The construction lobby is fighting the hardest because their workers are mostly in underdeveloped hardship countries - not the plush posts of Geneva or Paris or the Riviera. They are angered that overseas government personnel are taxed under a separate code - and, unlike the privately employed, can deduct cost-of-living expenses paid by the government.

Shuman said if he were they he would not work in a hardship post unless handsomely compensated by the company.

"We do not live overseas because we want to, but we are often unemployed here," said Hemenway.

Vicki Whinnery, living in Saudi Arabia, said, "For a mediocre apartment with a good-will furniture, we pay $1,000 a month. There is no telephone and women can't drive in Saudi Arabia, much less work."

"A gallon of ice cream costs $15 in Riyadh. It's 103 degrees in the summer and air conditioning never works. Natives do not pay the prices we do. They see us coming in the stores and suddenly a 15-cent cucumber is 50 cents." her husband makes $20,000 a year and the company pays the rent "but it will take all our savings to pay the income tax. It's not what Proxmire thinks - that it's a ball. We have double locks to keep out thieves, goats and sand. We are not jetting off to anywhere."

When it was all over Shuman said, "I think the women realize they are not going to get the old provision back - which outrageously universalizes the loopholes for everyone living abroad." When he emphasized that the Treasury Department should devise an answer tailored to hardship cases, some of them even smiled.
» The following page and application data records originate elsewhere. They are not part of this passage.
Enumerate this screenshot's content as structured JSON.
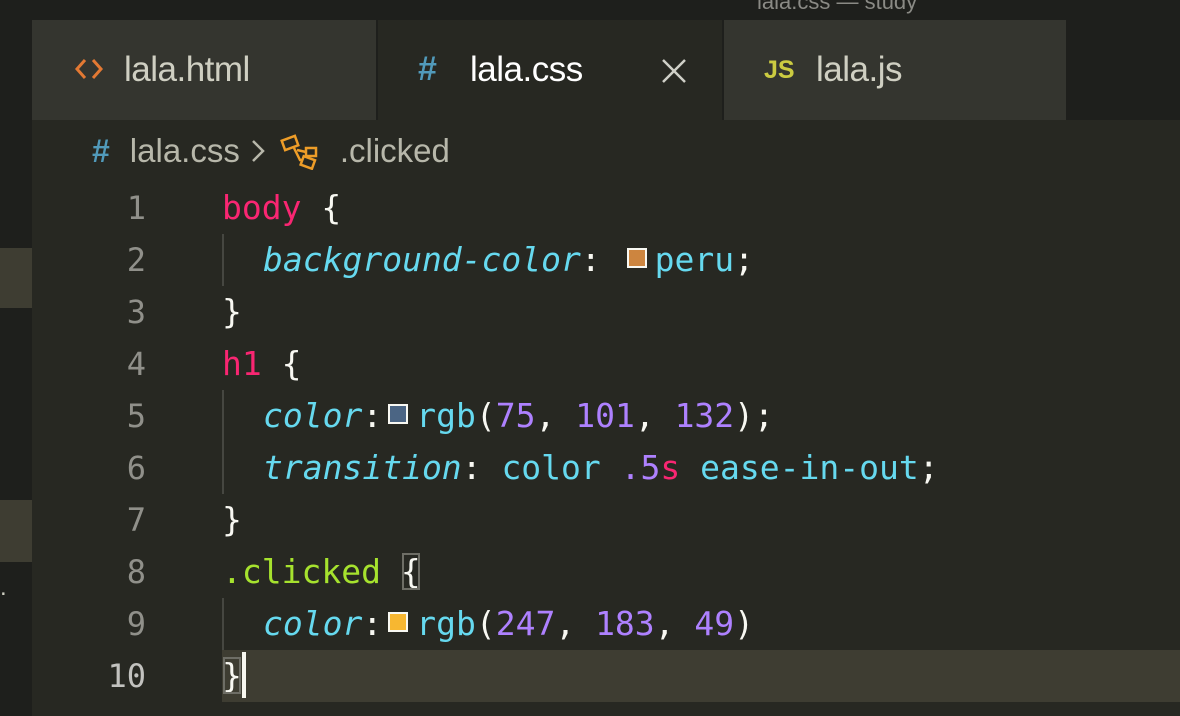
{
  "window": {
    "title": "lala.css — study"
  },
  "tabs": [
    {
      "label": "lala.html",
      "icon": "html-code-icon",
      "active": false
    },
    {
      "label": "lala.css",
      "icon": "css-hash-icon",
      "active": true
    },
    {
      "label": "lala.js",
      "icon": "js-file-icon",
      "active": false
    }
  ],
  "breadcrumb": {
    "file": "lala.css",
    "symbol": ".clicked",
    "file_icon": "#"
  },
  "icon_glyphs": {
    "hash": "#",
    "js": "JS",
    "html": "<>"
  },
  "colors": {
    "peru": "#cd853f",
    "rgb_75_101_132": "#4b6584",
    "rgb_247_183_49": "#f7b731",
    "css_icon": "#519aba",
    "html_icon": "#e37933",
    "js_icon": "#cbcb41",
    "selector": "#f92672",
    "class_selector": "#a6e22e",
    "property": "#66d9ef",
    "number": "#ae81ff"
  },
  "line_numbers": [
    "1",
    "2",
    "3",
    "4",
    "5",
    "6",
    "7",
    "8",
    "9",
    "10"
  ],
  "code": {
    "l1": {
      "selector": "body",
      "open": " {"
    },
    "l2": {
      "property": "background-color",
      "colon": ": ",
      "value": "peru",
      "end": ";"
    },
    "l3": {
      "close": "}"
    },
    "l4": {
      "selector": "h1",
      "open": " {"
    },
    "l5": {
      "property": "color",
      "colon": ":",
      "fn": "rgb",
      "lp": "(",
      "n1": "75",
      "c1": ", ",
      "n2": "101",
      "c2": ", ",
      "n3": "132",
      "end": ");"
    },
    "l6": {
      "property": "transition",
      "colon": ": ",
      "v1": "color",
      "sp1": " ",
      "num": ".5",
      "unit": "s",
      "sp2": " ",
      "v2": "ease-in-out",
      "end": ";"
    },
    "l7": {
      "close": "}"
    },
    "l8": {
      "selector": ".clicked",
      "space": " ",
      "open": "{"
    },
    "l9": {
      "property": "color",
      "colon": ":",
      "fn": "rgb",
      "lp": "(",
      "n1": "247",
      "c1": ", ",
      "n2": "183",
      "c2": ", ",
      "n3": "49",
      "rp": ")"
    },
    "l10": {
      "close": "}"
    }
  }
}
"Why," said Shuman, with some exaggeration, common to the Hill, "we ended up loving each other."